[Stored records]
__________

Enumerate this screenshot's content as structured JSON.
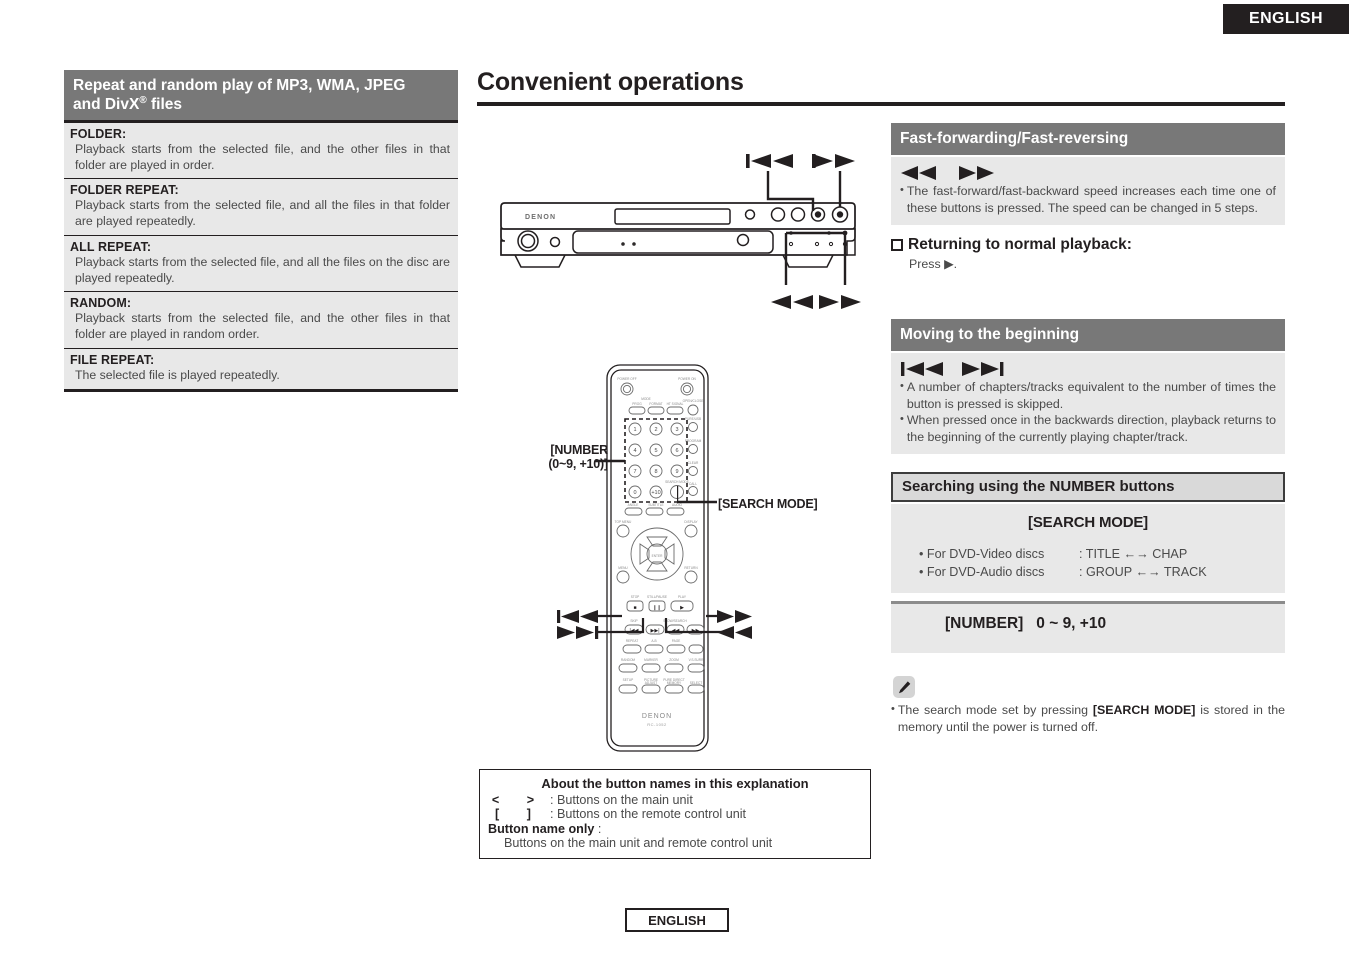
{
  "header": {
    "language_tab": "ENGLISH",
    "footer_language": "ENGLISH"
  },
  "left_column": {
    "section_title": "Repeat and random play of MP3, WMA, JPEG and DivX® files",
    "section_title_line1": "Repeat and random play of MP3, WMA, JPEG",
    "section_title_line2_a": "and DivX",
    "section_title_line2_sup": "®",
    "section_title_line2_b": " files",
    "definitions": [
      {
        "term": "FOLDER:",
        "desc": "Playback starts from the selected file, and the other files in that folder are played in order."
      },
      {
        "term": "FOLDER REPEAT:",
        "desc": "Playback starts from the selected file, and all the files in that folder are played repeatedly."
      },
      {
        "term": "ALL REPEAT:",
        "desc": "Playback starts from the selected file, and all the files on the disc are played repeatedly."
      },
      {
        "term": "RANDOM:",
        "desc": "Playback starts from the selected file, and the other files in that folder are played in random order."
      },
      {
        "term": "FILE REPEAT:",
        "desc": "The selected file is played repeatedly."
      }
    ]
  },
  "center_column": {
    "page_title": "Convenient operations",
    "main_unit": {
      "brand": "DENON",
      "callouts": {
        "skip_prev": "|◀◀",
        "skip_next": "▶▶|",
        "fast_rev": "◀◀",
        "fast_fwd": "▶▶"
      }
    },
    "remote": {
      "brand": "DENON",
      "model": "RC-1052",
      "number_callout_line1": "[NUMBER",
      "number_callout_line2": "(0~9, +10)]",
      "search_mode_callout": "[SEARCH MODE]",
      "keypad_keys": [
        "1",
        "2",
        "3",
        "4",
        "5",
        "6",
        "7",
        "8",
        "9",
        "0",
        "+10"
      ],
      "callouts": {
        "skip_prev": "|◀◀",
        "skip_next": "▶▶|",
        "fast_fwd": "▶▶",
        "fast_rev": "◀◀"
      },
      "key_group_labels": {
        "skip": "SKIP",
        "slow_search": "SLOW/SEARCH",
        "power_off": "POWER OFF",
        "power_on": "POWER ON",
        "stop": "STOP",
        "still_pause": "STILL/PAUSE",
        "play": "PLAY",
        "enter": "ENTER",
        "repeat": "REPEAT",
        "random": "RANDOM",
        "marker": "MARKER",
        "zoom": "ZOOM",
        "search_mode": "SEARCH MODE",
        "clear": "CLEAR",
        "call": "CALL",
        "setup": "SETUP",
        "display": "DISPLAY",
        "menu": "MENU",
        "return": "RETURN",
        "top_menu": "TOP MENU",
        "angle": "ANGLE",
        "subtitle": "SUBTITLE",
        "audio": "AUDIO"
      }
    },
    "about_box": {
      "title": "About the button names in this explanation",
      "rows": [
        {
          "symbol": "< >",
          "text": ": Buttons on the main unit"
        },
        {
          "symbol": "[ ]",
          "text": ": Buttons on the remote control unit"
        }
      ],
      "bold_label": "Button name only",
      "bold_label_colon": ":",
      "bold_label_desc": "Buttons on the main unit and remote control unit"
    }
  },
  "right_column": {
    "sections": [
      {
        "id": "fast-forwarding",
        "heading": "Fast-forwarding/Fast-reversing",
        "arrows": "◀◀    ▶▶",
        "notes": [
          "The fast-forward/fast-backward speed increases each time one of these buttons is pressed. The speed can be changed in 5 steps."
        ],
        "sub_heading": "Returning to normal playback:",
        "sub_text": "Press ▶."
      },
      {
        "id": "moving-to-beginning",
        "heading": "Moving to the beginning",
        "arrows": "|◀◀    ▶▶|",
        "notes": [
          "A number of chapters/tracks equivalent to the number of times the button is pressed is skipped.",
          "When pressed once in the backwards direction, playback returns to the beginning of the currently playing chapter/track."
        ]
      },
      {
        "id": "searching-number",
        "heading": "Searching using the NUMBER buttons",
        "table": {
          "title": "[SEARCH MODE]",
          "rows": [
            {
              "label": "• For DVD-Video discs",
              "value": ": TITLE ←→ CHAP"
            },
            {
              "label": "• For DVD-Audio discs",
              "value": ": GROUP ←→ TRACK"
            }
          ],
          "number_line_bold": "[NUMBER]",
          "number_line_rest": "0 ~ 9, +10"
        }
      }
    ],
    "memo": {
      "icon": "pencil-icon",
      "text_a": "The search mode set by pressing ",
      "text_bold": "[SEARCH MODE]",
      "text_b": " is stored in the memory until the power is turned off."
    }
  },
  "colors": {
    "header_dark": "#787878",
    "header_light_bg": "#d9d9d9",
    "panel_gray": "#e8e8e8",
    "ink": "#231f20",
    "body_text": "#4a4a4a"
  }
}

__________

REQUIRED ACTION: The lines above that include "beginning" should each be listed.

OUTPUT BELOW:
        "id": "moving-to-beginning",
        "heading": "Moving to the beginning",
          "When pressed once in the backwards direction, playback returns to the beginning of the currently playing chapter/track."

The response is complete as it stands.